Source information:
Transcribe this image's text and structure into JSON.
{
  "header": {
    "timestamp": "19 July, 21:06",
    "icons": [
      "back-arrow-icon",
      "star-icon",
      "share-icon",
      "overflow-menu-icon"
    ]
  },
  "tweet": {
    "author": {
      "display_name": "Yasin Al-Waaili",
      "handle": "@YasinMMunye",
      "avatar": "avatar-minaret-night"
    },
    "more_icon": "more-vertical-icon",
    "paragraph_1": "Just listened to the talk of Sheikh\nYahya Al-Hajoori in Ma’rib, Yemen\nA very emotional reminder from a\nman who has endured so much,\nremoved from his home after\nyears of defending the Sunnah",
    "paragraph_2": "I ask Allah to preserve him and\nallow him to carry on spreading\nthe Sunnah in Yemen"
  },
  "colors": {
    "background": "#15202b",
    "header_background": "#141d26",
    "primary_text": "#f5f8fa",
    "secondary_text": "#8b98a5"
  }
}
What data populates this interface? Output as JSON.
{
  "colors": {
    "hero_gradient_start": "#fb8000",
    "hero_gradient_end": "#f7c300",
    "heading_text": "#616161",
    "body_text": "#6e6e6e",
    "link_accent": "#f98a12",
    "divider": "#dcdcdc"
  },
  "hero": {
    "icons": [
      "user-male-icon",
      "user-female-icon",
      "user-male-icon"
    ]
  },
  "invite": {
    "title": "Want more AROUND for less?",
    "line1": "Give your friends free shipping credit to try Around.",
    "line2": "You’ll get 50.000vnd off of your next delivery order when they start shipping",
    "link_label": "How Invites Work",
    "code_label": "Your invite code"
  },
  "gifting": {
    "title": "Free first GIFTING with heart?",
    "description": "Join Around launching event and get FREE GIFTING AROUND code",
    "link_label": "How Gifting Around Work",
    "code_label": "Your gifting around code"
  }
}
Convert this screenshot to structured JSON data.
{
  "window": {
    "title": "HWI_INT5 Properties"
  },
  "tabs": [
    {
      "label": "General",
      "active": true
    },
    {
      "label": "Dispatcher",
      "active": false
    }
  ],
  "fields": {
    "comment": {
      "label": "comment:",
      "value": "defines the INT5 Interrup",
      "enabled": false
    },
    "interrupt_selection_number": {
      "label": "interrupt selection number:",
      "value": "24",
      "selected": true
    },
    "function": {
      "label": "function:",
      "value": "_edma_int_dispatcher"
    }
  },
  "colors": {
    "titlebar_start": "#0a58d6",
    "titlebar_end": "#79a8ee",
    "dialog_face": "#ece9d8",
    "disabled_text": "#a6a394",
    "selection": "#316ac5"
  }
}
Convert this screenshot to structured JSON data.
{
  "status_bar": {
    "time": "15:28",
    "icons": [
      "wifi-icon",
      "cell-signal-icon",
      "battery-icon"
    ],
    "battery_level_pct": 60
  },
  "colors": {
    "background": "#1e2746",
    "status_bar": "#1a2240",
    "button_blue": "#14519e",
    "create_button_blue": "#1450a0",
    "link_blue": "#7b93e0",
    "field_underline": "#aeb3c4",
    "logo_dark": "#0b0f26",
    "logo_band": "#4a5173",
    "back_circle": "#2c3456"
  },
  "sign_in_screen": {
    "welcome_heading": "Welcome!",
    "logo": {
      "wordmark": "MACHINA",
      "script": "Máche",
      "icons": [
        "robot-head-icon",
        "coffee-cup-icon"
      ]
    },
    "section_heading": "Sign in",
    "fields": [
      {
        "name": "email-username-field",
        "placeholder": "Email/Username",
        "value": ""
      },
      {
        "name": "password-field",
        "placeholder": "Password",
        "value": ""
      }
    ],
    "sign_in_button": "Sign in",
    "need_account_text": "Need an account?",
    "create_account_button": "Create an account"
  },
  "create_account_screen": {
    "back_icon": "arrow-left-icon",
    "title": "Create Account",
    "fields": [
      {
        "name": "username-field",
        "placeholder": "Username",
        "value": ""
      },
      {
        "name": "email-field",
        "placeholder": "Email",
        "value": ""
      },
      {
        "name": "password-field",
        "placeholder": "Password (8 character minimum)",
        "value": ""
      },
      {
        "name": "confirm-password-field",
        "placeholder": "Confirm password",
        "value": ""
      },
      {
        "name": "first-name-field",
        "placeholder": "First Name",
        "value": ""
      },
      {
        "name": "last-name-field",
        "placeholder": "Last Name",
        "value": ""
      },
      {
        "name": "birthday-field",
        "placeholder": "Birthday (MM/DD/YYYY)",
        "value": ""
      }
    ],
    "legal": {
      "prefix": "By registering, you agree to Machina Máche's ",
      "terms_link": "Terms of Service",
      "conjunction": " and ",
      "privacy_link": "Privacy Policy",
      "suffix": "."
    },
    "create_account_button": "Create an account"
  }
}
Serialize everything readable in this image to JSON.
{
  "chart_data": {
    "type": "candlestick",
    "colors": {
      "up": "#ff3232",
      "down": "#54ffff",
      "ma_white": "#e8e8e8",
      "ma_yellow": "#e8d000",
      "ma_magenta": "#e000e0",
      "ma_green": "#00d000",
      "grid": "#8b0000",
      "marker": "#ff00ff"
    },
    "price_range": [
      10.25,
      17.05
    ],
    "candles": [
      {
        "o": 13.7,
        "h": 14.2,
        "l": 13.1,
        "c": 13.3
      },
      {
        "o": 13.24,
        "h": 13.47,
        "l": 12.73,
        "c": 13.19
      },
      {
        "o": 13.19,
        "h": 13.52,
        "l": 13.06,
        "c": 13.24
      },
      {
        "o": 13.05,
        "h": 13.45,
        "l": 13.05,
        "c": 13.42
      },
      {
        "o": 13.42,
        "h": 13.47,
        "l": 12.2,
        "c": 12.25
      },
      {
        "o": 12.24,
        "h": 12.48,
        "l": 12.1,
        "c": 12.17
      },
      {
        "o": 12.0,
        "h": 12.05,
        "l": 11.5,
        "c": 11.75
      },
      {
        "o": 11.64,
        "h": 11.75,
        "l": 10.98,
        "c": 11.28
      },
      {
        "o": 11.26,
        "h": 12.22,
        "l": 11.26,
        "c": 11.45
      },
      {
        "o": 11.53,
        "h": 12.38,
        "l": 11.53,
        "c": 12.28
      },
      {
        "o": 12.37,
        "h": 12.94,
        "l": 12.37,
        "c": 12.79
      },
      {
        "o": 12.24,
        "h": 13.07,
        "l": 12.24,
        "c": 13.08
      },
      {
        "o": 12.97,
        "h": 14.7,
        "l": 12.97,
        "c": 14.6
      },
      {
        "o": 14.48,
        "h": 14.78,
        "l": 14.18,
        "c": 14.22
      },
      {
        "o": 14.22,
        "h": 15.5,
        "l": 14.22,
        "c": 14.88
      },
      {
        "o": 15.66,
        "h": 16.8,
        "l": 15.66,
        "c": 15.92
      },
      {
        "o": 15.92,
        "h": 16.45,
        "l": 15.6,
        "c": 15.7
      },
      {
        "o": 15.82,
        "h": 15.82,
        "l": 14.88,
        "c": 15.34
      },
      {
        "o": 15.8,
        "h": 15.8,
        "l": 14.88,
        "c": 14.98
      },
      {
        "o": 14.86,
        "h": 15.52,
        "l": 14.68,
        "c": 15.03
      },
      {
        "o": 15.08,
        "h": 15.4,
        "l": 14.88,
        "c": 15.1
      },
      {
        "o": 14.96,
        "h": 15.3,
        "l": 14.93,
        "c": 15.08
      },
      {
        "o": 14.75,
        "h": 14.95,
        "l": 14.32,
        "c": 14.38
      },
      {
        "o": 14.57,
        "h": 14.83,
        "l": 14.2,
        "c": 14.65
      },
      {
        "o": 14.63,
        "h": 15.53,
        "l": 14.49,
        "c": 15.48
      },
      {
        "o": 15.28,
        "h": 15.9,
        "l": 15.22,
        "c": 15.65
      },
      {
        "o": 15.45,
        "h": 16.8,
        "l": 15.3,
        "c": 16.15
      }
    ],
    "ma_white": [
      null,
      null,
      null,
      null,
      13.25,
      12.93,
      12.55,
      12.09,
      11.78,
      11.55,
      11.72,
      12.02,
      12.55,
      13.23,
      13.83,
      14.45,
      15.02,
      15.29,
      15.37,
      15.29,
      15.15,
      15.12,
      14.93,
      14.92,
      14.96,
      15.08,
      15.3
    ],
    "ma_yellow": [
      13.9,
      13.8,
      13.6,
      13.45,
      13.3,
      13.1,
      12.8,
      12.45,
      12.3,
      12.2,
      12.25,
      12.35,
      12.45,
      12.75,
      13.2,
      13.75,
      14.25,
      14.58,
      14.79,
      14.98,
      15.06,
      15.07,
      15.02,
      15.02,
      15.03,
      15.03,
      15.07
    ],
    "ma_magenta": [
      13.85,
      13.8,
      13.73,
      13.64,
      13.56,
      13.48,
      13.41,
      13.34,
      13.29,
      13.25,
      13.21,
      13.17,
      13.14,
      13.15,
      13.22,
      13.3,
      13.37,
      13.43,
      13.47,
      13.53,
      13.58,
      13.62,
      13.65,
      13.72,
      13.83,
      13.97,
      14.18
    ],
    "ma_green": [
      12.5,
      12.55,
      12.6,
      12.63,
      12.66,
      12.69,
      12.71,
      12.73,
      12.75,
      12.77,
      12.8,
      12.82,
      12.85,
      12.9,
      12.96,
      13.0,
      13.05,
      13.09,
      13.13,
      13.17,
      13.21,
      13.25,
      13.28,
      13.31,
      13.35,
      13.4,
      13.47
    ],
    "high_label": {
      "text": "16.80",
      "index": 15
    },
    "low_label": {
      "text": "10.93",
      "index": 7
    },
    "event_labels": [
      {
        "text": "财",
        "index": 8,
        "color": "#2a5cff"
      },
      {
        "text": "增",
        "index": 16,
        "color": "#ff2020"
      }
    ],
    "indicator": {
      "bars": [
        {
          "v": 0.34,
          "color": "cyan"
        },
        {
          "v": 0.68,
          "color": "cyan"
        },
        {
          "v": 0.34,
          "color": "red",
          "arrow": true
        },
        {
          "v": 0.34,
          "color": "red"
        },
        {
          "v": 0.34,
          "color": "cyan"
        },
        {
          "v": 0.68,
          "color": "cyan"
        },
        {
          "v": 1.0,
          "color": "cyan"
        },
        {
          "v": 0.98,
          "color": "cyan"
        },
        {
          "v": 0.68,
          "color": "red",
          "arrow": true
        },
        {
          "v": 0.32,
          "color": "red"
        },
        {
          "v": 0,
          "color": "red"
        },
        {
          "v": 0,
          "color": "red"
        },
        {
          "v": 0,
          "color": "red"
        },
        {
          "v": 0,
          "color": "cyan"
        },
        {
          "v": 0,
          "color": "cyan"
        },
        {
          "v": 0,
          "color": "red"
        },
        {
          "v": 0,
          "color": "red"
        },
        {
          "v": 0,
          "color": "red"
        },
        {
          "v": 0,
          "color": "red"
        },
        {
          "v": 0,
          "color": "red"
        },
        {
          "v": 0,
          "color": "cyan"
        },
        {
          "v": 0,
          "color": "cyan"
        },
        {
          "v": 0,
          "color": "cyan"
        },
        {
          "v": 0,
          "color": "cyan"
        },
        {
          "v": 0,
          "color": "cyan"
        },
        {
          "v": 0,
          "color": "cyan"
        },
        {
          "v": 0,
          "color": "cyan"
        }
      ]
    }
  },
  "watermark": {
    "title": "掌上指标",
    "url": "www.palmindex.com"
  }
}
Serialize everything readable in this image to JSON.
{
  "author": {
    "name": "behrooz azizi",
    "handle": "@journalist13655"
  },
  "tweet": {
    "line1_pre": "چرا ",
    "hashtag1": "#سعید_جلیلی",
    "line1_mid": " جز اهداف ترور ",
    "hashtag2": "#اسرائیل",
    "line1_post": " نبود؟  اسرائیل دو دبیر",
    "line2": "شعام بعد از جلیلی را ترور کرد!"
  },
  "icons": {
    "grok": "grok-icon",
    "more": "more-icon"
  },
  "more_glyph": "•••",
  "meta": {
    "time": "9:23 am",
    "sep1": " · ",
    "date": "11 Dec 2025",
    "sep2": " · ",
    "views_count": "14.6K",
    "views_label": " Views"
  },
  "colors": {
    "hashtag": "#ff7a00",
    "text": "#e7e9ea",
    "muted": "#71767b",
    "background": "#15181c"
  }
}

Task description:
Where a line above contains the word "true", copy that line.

Result:
      "active": true
      "selected": true
          "arrow": true
          "arrow": true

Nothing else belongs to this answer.